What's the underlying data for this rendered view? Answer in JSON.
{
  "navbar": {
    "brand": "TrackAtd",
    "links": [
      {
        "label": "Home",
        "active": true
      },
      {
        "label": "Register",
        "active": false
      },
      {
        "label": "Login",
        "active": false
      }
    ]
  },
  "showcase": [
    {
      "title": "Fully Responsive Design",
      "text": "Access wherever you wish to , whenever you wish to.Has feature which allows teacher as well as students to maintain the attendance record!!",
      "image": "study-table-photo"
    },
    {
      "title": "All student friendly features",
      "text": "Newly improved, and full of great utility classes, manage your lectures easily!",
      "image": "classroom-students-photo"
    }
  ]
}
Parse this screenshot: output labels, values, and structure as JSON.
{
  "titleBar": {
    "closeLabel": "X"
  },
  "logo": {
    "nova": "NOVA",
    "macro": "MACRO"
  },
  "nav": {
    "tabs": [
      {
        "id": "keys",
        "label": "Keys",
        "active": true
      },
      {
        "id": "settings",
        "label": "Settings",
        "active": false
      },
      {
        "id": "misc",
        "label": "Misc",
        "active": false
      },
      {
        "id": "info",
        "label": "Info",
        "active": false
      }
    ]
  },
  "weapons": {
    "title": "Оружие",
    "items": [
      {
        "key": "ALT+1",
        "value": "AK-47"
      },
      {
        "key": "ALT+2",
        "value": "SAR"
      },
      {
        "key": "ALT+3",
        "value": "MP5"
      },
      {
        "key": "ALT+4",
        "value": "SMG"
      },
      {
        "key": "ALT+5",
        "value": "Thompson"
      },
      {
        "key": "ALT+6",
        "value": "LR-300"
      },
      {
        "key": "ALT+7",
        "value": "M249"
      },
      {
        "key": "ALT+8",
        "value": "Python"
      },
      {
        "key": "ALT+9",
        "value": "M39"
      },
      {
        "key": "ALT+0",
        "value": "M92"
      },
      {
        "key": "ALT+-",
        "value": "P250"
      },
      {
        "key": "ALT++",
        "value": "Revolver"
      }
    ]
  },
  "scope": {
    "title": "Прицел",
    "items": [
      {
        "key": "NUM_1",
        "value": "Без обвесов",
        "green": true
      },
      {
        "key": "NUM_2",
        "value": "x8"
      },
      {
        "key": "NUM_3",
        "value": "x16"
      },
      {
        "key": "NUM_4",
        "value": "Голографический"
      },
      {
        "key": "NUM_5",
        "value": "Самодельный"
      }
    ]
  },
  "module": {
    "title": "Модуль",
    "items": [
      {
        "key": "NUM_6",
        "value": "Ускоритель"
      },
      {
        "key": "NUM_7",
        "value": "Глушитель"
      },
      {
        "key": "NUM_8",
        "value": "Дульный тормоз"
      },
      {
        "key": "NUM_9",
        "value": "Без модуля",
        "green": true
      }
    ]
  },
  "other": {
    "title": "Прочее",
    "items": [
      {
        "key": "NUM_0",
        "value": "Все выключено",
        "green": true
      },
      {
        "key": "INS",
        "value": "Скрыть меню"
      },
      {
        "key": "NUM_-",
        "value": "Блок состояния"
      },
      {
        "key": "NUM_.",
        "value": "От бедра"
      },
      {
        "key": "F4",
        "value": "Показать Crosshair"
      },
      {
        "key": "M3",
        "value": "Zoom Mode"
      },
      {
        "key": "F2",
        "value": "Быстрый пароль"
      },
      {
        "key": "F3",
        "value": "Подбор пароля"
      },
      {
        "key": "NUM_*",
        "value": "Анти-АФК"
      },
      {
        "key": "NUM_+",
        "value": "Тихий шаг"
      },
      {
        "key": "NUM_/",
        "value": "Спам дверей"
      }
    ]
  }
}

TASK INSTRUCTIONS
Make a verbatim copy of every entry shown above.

EXERCISE RESPONSE
What's the underlying data for this rendered view? Answer in JSON.
{
  "navbar": {
    "brand": "TrackAtd",
    "links": [
      {
        "label": "Home",
        "active": true
      },
      {
        "label": "Register",
        "active": false
      },
      {
        "label": "Login",
        "active": false
      }
    ]
  },
  "showcase": [
    {
      "title": "Fully Responsive Design",
      "text": "Access wherever you wish to , whenever you wish to.Has feature which allows teacher as well as students to maintain the attendance record!!",
      "image": "study-table-photo"
    },
    {
      "title": "All student friendly features",
      "text": "Newly improved, and full of great utility classes, manage your lectures easily!",
      "image": "classroom-students-photo"
    }
  ]
}
Parse this screenshot: output labels, values, and structure as JSON.
{
  "titleBar": {
    "closeLabel": "X"
  },
  "logo": {
    "nova": "NOVA",
    "macro": "MACRO"
  },
  "nav": {
    "tabs": [
      {
        "id": "keys",
        "label": "Keys",
        "active": true
      },
      {
        "id": "settings",
        "label": "Settings",
        "active": false
      },
      {
        "id": "misc",
        "label": "Misc",
        "active": false
      },
      {
        "id": "info",
        "label": "Info",
        "active": false
      }
    ]
  },
  "weapons": {
    "title": "Оружие",
    "items": [
      {
        "key": "ALT+1",
        "value": "AK-47"
      },
      {
        "key": "ALT+2",
        "value": "SAR"
      },
      {
        "key": "ALT+3",
        "value": "MP5"
      },
      {
        "key": "ALT+4",
        "value": "SMG"
      },
      {
        "key": "ALT+5",
        "value": "Thompson"
      },
      {
        "key": "ALT+6",
        "value": "LR-300"
      },
      {
        "key": "ALT+7",
        "value": "M249"
      },
      {
        "key": "ALT+8",
        "value": "Python"
      },
      {
        "key": "ALT+9",
        "value": "M39"
      },
      {
        "key": "ALT+0",
        "value": "M92"
      },
      {
        "key": "ALT+-",
        "value": "P250"
      },
      {
        "key": "ALT++",
        "value": "Revolver"
      }
    ]
  },
  "scope": {
    "title": "Прицел",
    "items": [
      {
        "key": "NUM_1",
        "value": "Без обвесов",
        "green": true
      },
      {
        "key": "NUM_2",
        "value": "x8"
      },
      {
        "key": "NUM_3",
        "value": "x16"
      },
      {
        "key": "NUM_4",
        "value": "Голографический"
      },
      {
        "key": "NUM_5",
        "value": "Самодельный"
      }
    ]
  },
  "module": {
    "title": "Модуль",
    "items": [
      {
        "key": "NUM_6",
        "value": "Ускоритель"
      },
      {
        "key": "NUM_7",
        "value": "Глушитель"
      },
      {
        "key": "NUM_8",
        "value": "Дульный тормоз"
      },
      {
        "key": "NUM_9",
        "value": "Без модуля",
        "green": true
      }
    ]
  },
  "other": {
    "title": "Прочее",
    "items": [
      {
        "key": "NUM_0",
        "value": "Все выключено",
        "green": true
      },
      {
        "key": "INS",
        "value": "Скрыть меню"
      },
      {
        "key": "NUM_-",
        "value": "Блок состояния"
      },
      {
        "key": "NUM_.",
        "value": "От бедра"
      },
      {
        "key": "F4",
        "value": "Показать Crosshair"
      },
      {
        "key": "M3",
        "value": "Zoom Mode"
      },
      {
        "key": "F2",
        "value": "Быстрый пароль"
      },
      {
        "key": "F3",
        "value": "Подбор пароля"
      },
      {
        "key": "NUM_*",
        "value": "Анти-АФК"
      },
      {
        "key": "NUM_+",
        "value": "Тихий шаг"
      },
      {
        "key": "NUM_/",
        "value": "Спам дверей"
      }
    ]
  }
}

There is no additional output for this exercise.